» **Task material**:
—————
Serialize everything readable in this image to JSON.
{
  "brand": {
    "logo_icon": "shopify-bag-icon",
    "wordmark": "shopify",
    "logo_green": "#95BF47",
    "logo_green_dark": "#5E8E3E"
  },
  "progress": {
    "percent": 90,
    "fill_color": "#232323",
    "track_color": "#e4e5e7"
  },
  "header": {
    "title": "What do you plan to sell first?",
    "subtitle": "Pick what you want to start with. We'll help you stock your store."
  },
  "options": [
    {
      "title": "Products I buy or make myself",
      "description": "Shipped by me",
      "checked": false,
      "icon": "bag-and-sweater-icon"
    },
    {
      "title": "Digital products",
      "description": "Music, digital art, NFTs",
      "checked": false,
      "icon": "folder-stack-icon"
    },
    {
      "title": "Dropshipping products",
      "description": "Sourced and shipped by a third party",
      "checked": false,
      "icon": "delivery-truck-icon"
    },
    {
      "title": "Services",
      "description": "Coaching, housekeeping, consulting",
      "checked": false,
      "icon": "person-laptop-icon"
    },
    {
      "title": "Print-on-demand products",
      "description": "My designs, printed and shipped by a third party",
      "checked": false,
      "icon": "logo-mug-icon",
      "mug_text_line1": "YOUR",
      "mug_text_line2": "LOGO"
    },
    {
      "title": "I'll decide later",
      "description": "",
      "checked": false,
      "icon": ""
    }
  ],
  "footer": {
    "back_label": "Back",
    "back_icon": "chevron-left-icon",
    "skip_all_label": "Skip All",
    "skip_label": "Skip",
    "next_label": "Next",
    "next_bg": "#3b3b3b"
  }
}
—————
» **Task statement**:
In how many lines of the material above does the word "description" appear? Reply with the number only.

» **Reply to the task**:
6